Following the purges of the government’s military intelligence branch in 2004, Tin Htut was sentenced to 146 years in prison. The purges, which also led to the arrest of Khin Nyunt, have largely been described as the result of a power struggle, between the prime minister and junta strongman Than Shwe.
According to Ye Aung of the Former Political Prisoners Organisation, Tin Htut’s father Paw Khin Than sent a letter to the committee through the President’s Office asking the group to press for his son’s release.
Since taking power in 2011, Thein Sein’s quasi-civilian government has released more than 22,000 detainees in 10 general amnesties.

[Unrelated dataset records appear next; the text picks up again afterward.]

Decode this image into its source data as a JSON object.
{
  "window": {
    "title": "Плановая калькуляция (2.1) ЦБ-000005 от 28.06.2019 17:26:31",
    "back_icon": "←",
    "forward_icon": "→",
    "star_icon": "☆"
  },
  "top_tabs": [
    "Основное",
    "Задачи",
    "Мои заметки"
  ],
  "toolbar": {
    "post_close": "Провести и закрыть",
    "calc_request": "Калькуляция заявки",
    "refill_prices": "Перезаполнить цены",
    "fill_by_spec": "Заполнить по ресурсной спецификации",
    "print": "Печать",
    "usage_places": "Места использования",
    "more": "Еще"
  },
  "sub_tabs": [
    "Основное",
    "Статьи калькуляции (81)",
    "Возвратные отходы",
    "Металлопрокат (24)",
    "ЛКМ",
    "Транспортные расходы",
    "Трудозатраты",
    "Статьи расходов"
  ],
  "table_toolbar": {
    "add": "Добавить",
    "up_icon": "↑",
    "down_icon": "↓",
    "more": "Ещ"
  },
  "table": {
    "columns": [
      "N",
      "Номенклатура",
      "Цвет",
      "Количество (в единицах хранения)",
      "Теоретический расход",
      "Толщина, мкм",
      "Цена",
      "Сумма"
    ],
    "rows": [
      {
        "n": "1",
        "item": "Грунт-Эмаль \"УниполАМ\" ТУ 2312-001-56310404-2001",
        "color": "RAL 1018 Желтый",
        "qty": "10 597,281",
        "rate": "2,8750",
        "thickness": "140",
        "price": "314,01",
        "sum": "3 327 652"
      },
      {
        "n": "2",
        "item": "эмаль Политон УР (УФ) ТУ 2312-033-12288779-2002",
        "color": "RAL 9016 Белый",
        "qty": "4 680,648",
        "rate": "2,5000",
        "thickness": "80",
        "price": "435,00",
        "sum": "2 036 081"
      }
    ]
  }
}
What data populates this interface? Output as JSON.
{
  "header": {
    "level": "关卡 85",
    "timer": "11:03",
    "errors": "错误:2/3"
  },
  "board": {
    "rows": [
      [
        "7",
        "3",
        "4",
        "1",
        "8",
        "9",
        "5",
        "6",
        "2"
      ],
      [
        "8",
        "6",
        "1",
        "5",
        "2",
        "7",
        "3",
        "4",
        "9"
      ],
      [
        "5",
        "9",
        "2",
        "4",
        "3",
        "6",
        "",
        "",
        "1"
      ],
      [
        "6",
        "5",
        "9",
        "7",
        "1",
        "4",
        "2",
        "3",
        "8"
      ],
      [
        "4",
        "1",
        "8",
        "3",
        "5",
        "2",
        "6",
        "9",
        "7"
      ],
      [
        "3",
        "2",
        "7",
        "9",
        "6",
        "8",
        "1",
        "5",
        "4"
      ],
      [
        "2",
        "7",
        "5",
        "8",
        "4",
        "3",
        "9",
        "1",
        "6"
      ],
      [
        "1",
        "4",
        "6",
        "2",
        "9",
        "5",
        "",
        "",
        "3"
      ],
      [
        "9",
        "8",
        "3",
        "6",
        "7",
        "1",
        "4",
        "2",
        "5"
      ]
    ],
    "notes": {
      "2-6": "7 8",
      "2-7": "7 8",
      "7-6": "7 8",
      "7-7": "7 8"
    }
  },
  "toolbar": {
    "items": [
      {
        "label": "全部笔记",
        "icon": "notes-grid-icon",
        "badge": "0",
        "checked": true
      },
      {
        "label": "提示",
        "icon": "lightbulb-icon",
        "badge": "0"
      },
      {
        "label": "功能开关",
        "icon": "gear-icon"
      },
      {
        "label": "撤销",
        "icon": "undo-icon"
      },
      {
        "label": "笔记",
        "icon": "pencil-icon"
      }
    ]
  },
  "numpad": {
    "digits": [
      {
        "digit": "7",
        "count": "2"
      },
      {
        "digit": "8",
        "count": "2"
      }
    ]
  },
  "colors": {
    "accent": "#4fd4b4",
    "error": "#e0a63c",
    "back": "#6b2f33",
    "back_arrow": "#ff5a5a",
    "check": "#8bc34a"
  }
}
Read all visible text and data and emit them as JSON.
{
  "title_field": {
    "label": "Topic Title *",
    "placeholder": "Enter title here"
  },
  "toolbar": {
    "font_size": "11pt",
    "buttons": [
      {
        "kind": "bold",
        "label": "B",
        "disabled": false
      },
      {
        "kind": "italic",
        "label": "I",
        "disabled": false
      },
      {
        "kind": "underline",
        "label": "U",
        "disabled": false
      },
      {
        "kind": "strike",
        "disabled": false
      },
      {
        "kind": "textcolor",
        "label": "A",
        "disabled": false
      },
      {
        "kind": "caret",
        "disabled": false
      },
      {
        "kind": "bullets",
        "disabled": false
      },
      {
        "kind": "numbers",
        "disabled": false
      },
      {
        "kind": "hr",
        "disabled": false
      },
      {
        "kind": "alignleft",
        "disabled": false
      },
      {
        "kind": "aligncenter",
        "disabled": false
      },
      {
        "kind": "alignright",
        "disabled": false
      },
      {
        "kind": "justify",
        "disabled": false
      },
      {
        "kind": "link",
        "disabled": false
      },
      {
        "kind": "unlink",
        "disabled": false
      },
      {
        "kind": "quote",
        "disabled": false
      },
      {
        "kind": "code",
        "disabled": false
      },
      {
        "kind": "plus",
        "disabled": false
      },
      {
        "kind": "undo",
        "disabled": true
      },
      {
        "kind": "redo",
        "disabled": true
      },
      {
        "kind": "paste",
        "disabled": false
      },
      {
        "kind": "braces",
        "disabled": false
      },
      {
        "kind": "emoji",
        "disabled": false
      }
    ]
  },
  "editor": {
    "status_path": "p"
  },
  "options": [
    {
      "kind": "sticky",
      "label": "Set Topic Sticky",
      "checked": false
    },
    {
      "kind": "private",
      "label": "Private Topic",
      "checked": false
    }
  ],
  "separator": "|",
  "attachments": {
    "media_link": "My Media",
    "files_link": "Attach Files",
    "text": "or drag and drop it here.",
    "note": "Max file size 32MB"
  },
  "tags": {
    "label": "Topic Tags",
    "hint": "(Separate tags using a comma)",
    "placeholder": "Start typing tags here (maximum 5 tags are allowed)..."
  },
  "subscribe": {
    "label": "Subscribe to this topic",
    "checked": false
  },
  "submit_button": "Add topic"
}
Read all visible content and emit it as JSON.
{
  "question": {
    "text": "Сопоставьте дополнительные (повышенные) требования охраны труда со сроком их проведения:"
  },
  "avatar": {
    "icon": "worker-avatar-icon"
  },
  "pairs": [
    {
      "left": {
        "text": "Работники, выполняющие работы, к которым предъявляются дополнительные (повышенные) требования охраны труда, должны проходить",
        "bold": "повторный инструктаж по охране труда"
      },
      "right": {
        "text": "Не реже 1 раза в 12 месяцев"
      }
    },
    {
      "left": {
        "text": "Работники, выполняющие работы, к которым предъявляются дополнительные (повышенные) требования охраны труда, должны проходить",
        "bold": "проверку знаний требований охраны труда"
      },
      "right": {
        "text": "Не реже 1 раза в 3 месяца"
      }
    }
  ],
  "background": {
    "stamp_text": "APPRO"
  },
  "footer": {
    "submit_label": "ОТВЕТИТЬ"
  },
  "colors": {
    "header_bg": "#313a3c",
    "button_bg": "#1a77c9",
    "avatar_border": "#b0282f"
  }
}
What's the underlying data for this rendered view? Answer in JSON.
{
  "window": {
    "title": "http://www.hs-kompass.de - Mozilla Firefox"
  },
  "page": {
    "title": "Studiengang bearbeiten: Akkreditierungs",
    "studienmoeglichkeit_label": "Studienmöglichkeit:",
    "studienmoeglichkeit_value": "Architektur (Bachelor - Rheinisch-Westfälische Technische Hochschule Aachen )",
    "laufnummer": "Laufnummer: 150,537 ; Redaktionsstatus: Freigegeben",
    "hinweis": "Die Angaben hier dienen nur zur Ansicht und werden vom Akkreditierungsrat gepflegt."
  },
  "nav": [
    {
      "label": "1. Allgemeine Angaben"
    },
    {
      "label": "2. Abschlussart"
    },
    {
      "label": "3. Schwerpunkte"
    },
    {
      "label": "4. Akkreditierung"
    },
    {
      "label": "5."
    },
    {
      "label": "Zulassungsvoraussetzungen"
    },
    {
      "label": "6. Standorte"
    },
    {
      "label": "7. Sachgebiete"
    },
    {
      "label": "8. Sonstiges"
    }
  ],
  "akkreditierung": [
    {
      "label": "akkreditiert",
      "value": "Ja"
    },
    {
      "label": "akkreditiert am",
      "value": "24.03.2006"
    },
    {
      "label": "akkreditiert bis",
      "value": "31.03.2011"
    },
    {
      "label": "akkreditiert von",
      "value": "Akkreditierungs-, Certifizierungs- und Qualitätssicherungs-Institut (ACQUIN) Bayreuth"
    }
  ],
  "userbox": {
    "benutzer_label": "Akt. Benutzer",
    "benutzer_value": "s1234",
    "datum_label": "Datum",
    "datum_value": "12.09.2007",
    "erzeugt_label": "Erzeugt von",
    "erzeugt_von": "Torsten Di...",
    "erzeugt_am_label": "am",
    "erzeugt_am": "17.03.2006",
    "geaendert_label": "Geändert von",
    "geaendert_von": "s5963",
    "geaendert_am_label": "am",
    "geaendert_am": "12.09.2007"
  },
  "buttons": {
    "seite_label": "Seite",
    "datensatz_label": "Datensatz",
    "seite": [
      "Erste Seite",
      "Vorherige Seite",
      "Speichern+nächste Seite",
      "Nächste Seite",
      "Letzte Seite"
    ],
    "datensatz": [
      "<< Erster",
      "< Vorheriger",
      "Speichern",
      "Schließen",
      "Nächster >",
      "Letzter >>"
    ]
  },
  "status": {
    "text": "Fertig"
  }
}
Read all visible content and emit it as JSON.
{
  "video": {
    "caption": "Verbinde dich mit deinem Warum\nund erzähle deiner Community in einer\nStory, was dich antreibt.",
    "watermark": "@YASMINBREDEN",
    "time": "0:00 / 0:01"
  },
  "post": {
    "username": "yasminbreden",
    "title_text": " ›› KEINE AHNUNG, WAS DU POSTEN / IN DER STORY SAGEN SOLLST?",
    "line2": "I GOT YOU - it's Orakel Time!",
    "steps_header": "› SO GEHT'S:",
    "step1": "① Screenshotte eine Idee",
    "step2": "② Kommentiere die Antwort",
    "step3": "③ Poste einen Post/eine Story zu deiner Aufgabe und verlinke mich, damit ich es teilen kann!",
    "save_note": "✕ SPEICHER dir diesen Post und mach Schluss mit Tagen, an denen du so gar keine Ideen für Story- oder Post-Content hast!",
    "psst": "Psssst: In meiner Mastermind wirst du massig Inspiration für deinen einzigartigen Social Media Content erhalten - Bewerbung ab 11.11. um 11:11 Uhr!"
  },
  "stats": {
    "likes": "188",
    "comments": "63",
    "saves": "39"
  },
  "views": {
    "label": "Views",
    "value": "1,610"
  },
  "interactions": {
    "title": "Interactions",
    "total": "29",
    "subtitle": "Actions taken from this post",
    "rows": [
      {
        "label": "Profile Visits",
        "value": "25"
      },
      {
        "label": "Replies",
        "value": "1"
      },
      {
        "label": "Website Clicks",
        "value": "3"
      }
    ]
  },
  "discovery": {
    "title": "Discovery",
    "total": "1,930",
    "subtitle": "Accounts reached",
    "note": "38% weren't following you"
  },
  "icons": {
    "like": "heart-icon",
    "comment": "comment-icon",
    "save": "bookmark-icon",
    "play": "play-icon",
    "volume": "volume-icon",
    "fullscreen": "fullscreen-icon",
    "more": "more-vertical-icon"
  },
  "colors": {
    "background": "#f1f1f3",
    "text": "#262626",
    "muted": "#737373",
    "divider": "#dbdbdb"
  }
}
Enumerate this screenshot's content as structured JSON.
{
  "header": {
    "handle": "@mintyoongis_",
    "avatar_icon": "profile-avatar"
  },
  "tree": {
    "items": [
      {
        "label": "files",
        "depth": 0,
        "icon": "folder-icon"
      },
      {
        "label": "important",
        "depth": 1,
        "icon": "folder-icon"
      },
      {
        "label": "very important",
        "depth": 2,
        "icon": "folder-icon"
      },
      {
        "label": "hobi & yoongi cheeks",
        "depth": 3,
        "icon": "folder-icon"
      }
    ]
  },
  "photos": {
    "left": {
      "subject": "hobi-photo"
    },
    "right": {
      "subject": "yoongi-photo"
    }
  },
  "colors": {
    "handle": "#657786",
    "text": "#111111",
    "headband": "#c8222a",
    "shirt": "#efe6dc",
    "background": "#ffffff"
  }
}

Of these, 908 people have been identified as political prisoners by the Association for Political Prisoners-Burma (AAPP-B).
In January 2012, Khin Nyunt along with his sons were released during a presidential amnesty, while the former majority shareholder of the Myanmar Times and son of a military intelligence officer, Sonny Swe, who was imprisoned in 2005 as part of the purges, was released from prison in late April this year.
Although the series of amnesties has brought Thein Sein international praise, rights groups have criticised the government for continually using political prisoners as pawns to garner goodwill with western governments.
While the government-backed political prisoner scrutiny committee was created in February to vet the remaining political prisoners of conscious in the country, committee members have complained the process lacks transparency and genuine consultation.
During the most recent amnesty on 17 May, committee members said prisoner release lists were compiled in secret by the Prison Department and the President’s Office and then passed onto the committee to be endorsed.
“U Aung Thein and U Soe Thane are eager to credit prisoner releases to the work of the verification committee, when in fact the releases are not supported by all members and not all members are included in any meaningful way in the release process,” said the AAPP-B’s Aung Myo Thein during an interview with DVB after the amnesty.
More than 180 political prisoners are still incarcerated in Burma, which does not include Tin Htut, according to a list compiled by AAPP-B.
According to the scrutiny committee, political prisoners are defined as “any individual who is detained or being legally punished for participating in various forms of political activity due to a belief that it would serve the interest of the country and its people or that the people are suffering, and any individual persecuted by a government or a government authority with a political motive.”